UK Employment Laws
As mentioned above, drafting an employment contract is legally required when you hire UK employees. You should also remain aware of other employment laws, including EU data protection — the legal requirement to keep your employees’ personal data secure. This directive plays a role in how you can transfer information about your employee between the U.S. and the UK.
You can mitigate many UK employment compliance concerns by drafting a strong employment contract. Ideally, this contract will cover the days employees will work, time off work, sick leave, and termination of employment.
Onboarding in the United Kingdom
The hiring process doesn’t end when the employment contract is signed. You also need a streamlined process to onboard your new employees while staying within UK employment compliance.
One of the most important onboarding processes involves setting up an employee payroll system. You’ll need certain pieces of information from your employees, including their national insurance number and tax code. You’ll then need to register every new employee with Her Majesty’s Revenue and Customs (HMRC).
Benefits of Hiring Outsourcing in the UK
When you’re considering how to hire UK employees, it pays — in both time and money — to work with a UK hiring outsourcing company such as Globalization Partners. If you choose to work without a global PEO, you will need to establish a subsidiary before you can even begin the hiring process. This can take months, causing you to potentially lose valuable talent.
Work With Globalization Partners To Expand Globally
We take the stress out of meeting UK employment compliance by placing the burden on our shoulders. We hire employees on your behalf through our subsidiary that works in accordance with UK employment law. Contact us today to learn more.
THIS CONTENT IS FOR INFORMATIONAL PURPOSES ONLY AND DOES NOT CONSTITUTE LEGAL OR TAX ADVICE. You should always consult with and rely on your own legal and/or tax advisor(s). G-P does not provide legal or tax advice. The information is general and not tailored to a specific company or workforce and does not reflect G-P’s product delivery in any given jurisdiction.
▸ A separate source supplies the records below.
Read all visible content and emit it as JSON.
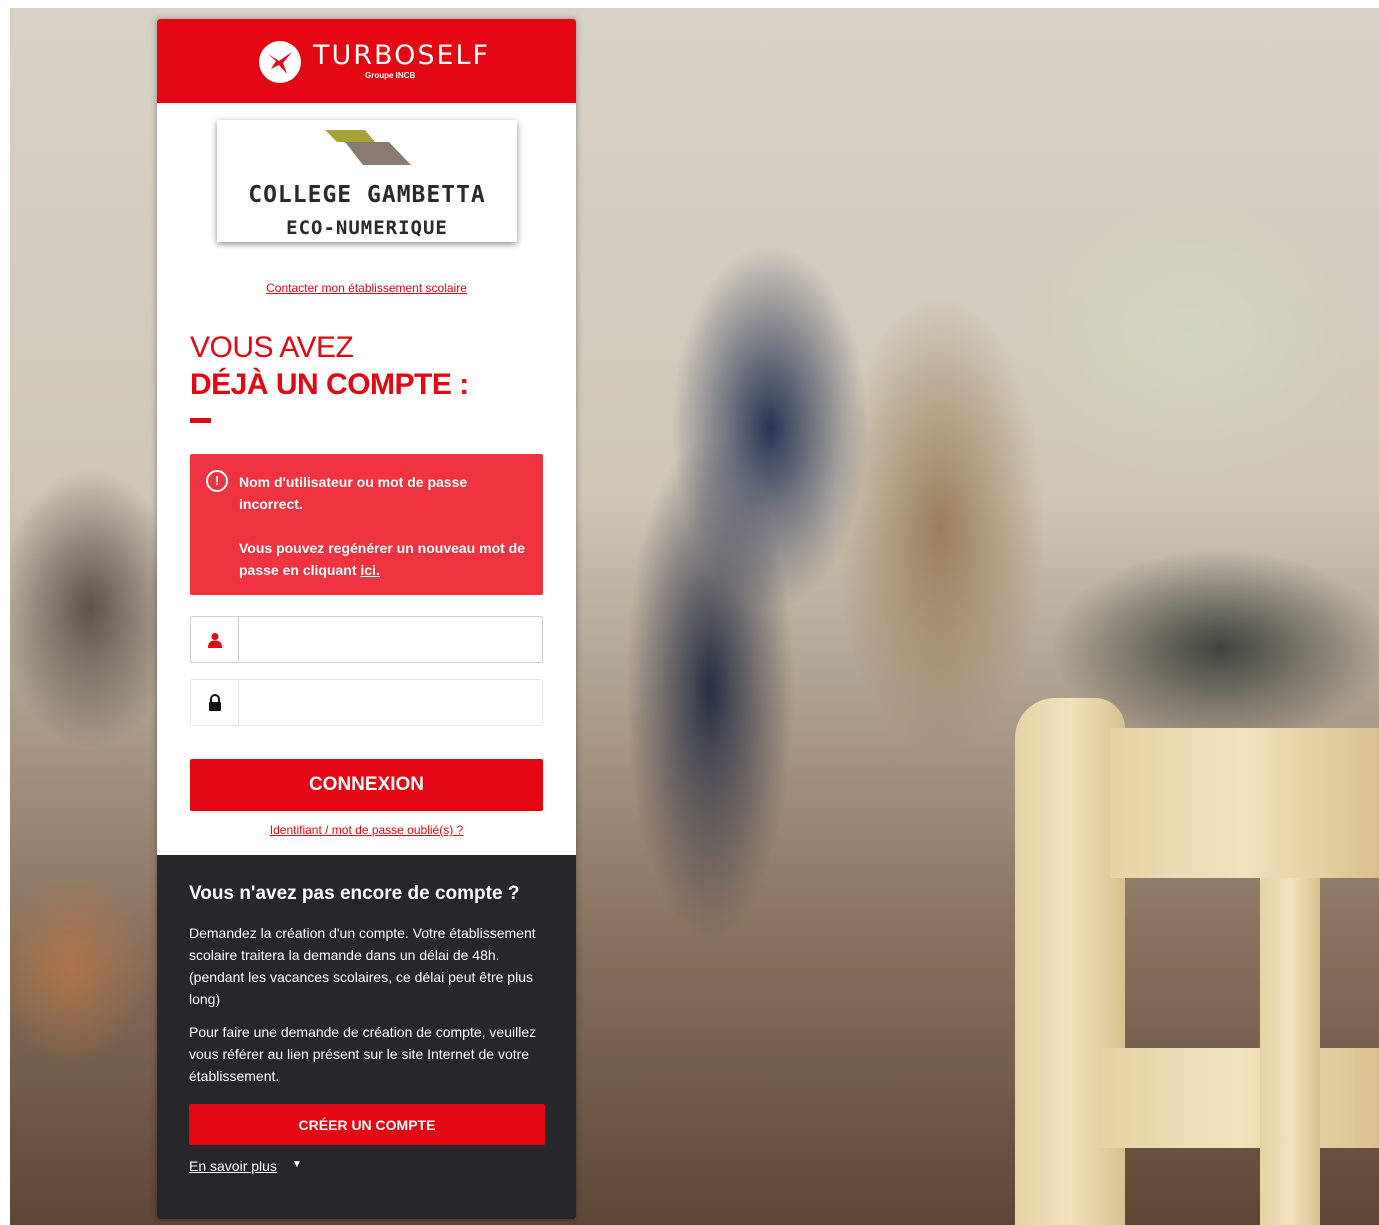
{
  "brand": {
    "name": "TURBOSELF",
    "subtitle": "Groupe INCB",
    "accent_color": "#e30613",
    "icon": "hummingbird-logo-icon"
  },
  "school": {
    "name": "COLLEGE GAMBETTA",
    "subtitle": "ECO-NUMERIQUE",
    "contact_link": "Contacter mon établissement scolaire"
  },
  "login": {
    "title_light": "VOUS AVEZ",
    "title_bold": "DÉJÀ UN COMPTE :",
    "error": {
      "icon": "alert-circle-icon",
      "line1": "Nom d'utilisateur ou mot de passe incorrect.",
      "line2_prefix": "Vous pouvez regénérer un nouveau mot de passe en cliquant ",
      "line2_link": "ici.",
      "bg_color": "#ef3340"
    },
    "username": {
      "icon": "user-icon",
      "value": "",
      "placeholder": ""
    },
    "password": {
      "icon": "lock-icon",
      "value": "",
      "placeholder": ""
    },
    "submit_label": "CONNEXION",
    "forgot_link": "Identifiant / mot de passe oublié(s) ?"
  },
  "signup": {
    "title": "Vous n'avez pas encore de compte ?",
    "paragraph1": "Demandez la création d'un compte. Votre établissement scolaire traitera la demande dans un délai de 48h. (pendant les vacances scolaires, ce délai peut être plus long)",
    "paragraph2": "Pour faire une demande de création de compte, veuillez vous référer au lien présent sur le site Internet de votre établissement.",
    "create_label": "CRÉER UN COMPTE",
    "more_link": "En savoir plus",
    "more_icon": "chevron-down-icon",
    "bg_color": "#26262b"
  }
}
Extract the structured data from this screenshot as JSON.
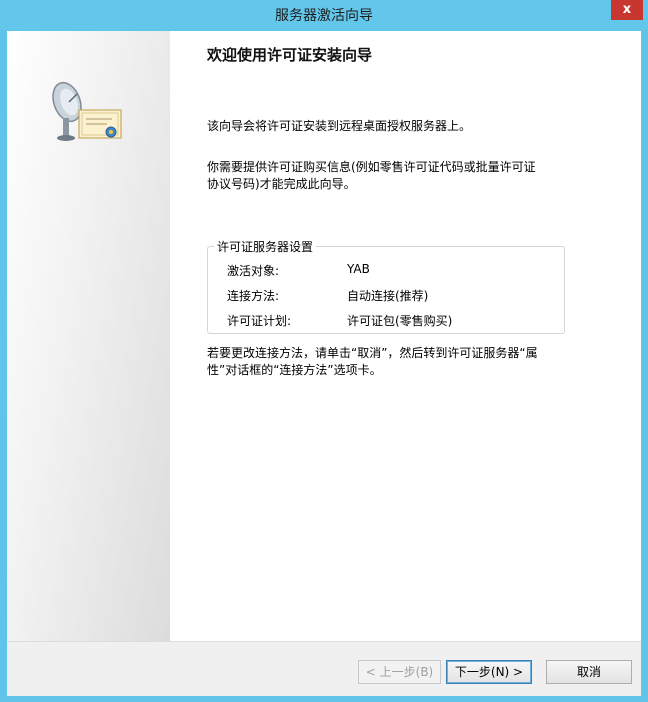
{
  "window": {
    "title": "服务器激活向导",
    "close_glyph": "x"
  },
  "main": {
    "heading": "欢迎使用许可证安装向导",
    "intro": "该向导会将许可证安装到远程桌面授权服务器上。",
    "info_line1": "你需要提供许可证购买信息(例如零售许可证代码或批量许可证",
    "info_line2": "协议号码)才能完成此向导。",
    "settings": {
      "title": "许可证服务器设置",
      "rows": [
        {
          "label": "激活对象:",
          "value": "YAB"
        },
        {
          "label": "连接方法:",
          "value": "自动连接(推荐)"
        },
        {
          "label": "许可证计划:",
          "value": "许可证包(零售购买)"
        }
      ]
    },
    "note_line1": "若要更改连接方法，请单击“取消”，然后转到许可证服务器“属",
    "note_line2": "性”对话框的“连接方法”选项卡。"
  },
  "footer": {
    "back_label": "< 上一步(B)",
    "next_label": "下一步(N) >",
    "cancel_label": "取消"
  },
  "icons": {
    "wizard_icon": "satellite-dish-certificate-icon"
  }
}
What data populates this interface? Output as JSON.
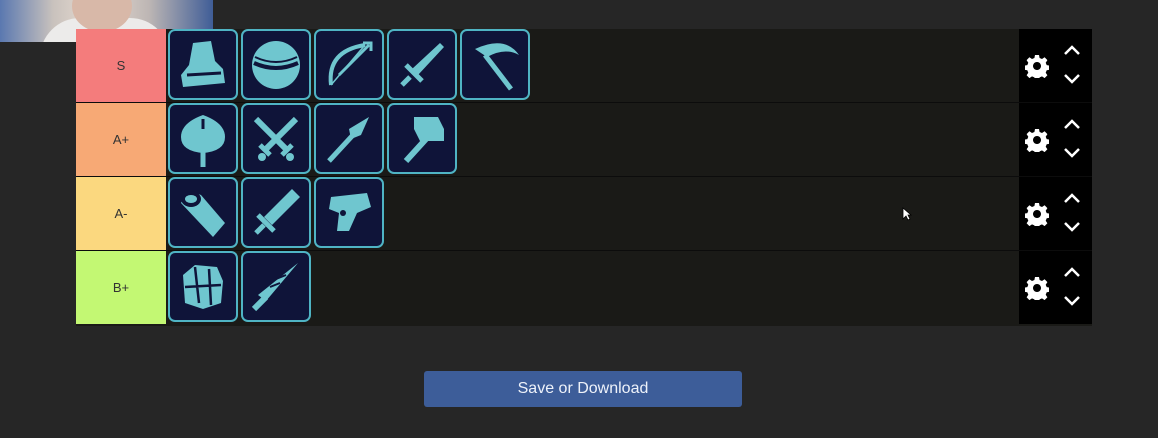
{
  "colors": {
    "background": "#262626",
    "tier_s": "#f47c7c",
    "tier_a_plus": "#f7a975",
    "tier_a_minus": "#fbd87f",
    "tier_b_plus": "#c3f873",
    "item_border": "#4fb4c4",
    "item_background": "#0f1439",
    "icon_fill": "#6fc6cf",
    "button": "#3d5d99"
  },
  "tiers": [
    {
      "label": "S",
      "color": "#f47c7c",
      "items": [
        "boot-icon",
        "orb-icon",
        "bow-icon",
        "sword-icon",
        "scythe-icon"
      ]
    },
    {
      "label": "A+",
      "color": "#f7a975",
      "items": [
        "axe-icon",
        "crossed-daggers-icon",
        "spear-icon",
        "hammer-icon"
      ]
    },
    {
      "label": "A-",
      "color": "#fbd87f",
      "items": [
        "cannon-icon",
        "greatsword-icon",
        "blaster-icon"
      ]
    },
    {
      "label": "B+",
      "color": "#c3f873",
      "items": [
        "gauntlets-icon",
        "lance-icon"
      ]
    }
  ],
  "controls": {
    "settings_icon": "gear-icon",
    "up_icon": "chevron-up-icon",
    "down_icon": "chevron-down-icon"
  },
  "save_button": {
    "label": "Save or Download"
  }
}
G-P makes no representations or warranties concerning the accuracy, completeness, or timeliness of this information and shall have no liability arising out of or in connection with it, including any loss caused by use of, or reliance on, the information.